Every line below that holds the string "structured" must be copied.

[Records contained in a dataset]
== Segment start ==

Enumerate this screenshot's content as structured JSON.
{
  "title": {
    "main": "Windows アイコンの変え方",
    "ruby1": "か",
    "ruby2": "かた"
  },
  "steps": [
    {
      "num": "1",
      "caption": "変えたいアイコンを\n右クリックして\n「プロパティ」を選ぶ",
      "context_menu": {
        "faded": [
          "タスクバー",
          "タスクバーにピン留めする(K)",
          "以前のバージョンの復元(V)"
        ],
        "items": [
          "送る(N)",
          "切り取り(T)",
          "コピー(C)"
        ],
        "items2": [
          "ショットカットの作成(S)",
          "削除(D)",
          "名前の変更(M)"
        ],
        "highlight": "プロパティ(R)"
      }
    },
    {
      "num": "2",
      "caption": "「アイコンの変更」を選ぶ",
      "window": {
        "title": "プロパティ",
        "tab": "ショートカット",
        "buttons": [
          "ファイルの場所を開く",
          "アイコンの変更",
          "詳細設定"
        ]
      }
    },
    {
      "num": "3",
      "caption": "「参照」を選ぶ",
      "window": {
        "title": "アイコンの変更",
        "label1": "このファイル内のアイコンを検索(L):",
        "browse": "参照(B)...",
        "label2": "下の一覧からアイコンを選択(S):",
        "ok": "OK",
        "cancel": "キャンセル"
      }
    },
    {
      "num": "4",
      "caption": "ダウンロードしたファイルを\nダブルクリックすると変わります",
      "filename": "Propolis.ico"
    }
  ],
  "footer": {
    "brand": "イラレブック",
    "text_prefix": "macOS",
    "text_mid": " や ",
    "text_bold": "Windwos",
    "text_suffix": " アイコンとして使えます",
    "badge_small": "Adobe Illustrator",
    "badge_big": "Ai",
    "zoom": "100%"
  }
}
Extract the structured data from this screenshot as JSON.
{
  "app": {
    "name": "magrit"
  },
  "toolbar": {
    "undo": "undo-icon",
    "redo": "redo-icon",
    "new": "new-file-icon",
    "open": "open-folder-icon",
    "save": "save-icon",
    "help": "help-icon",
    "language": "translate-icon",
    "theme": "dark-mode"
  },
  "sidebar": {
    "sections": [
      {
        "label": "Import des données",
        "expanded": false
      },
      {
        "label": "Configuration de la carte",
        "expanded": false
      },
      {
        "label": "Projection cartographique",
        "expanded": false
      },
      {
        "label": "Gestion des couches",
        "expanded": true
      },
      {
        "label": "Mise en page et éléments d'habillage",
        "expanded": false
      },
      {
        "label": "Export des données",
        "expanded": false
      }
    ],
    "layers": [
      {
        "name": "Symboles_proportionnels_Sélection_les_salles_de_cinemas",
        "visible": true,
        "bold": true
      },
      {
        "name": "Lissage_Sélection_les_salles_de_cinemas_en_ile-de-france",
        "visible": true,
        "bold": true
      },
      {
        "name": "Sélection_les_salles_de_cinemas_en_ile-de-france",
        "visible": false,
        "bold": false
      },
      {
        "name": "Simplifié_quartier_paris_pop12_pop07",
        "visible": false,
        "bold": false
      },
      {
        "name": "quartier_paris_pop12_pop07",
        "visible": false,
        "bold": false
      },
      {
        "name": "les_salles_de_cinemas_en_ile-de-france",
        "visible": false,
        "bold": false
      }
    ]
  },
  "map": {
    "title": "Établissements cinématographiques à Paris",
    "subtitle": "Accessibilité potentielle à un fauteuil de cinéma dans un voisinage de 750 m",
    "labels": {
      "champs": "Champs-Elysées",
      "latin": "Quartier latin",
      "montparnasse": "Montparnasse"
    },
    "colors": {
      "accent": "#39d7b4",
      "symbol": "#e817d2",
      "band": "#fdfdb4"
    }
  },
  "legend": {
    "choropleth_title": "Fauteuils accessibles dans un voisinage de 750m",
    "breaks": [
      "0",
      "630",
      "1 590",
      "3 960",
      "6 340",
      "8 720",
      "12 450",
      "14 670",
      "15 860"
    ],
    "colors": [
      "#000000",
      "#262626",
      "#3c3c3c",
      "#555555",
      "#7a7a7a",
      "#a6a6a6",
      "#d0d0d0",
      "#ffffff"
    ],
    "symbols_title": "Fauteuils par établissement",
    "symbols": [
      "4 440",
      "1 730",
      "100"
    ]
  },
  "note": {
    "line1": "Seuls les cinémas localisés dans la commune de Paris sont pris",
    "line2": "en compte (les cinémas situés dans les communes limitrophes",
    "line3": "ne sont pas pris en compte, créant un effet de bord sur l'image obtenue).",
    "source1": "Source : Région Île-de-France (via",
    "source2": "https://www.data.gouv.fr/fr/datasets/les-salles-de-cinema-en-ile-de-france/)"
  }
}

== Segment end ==

## Exercise response
Enumerate this screenshot's content as structured JSON.
Extract the structured data from this screenshot as JSON.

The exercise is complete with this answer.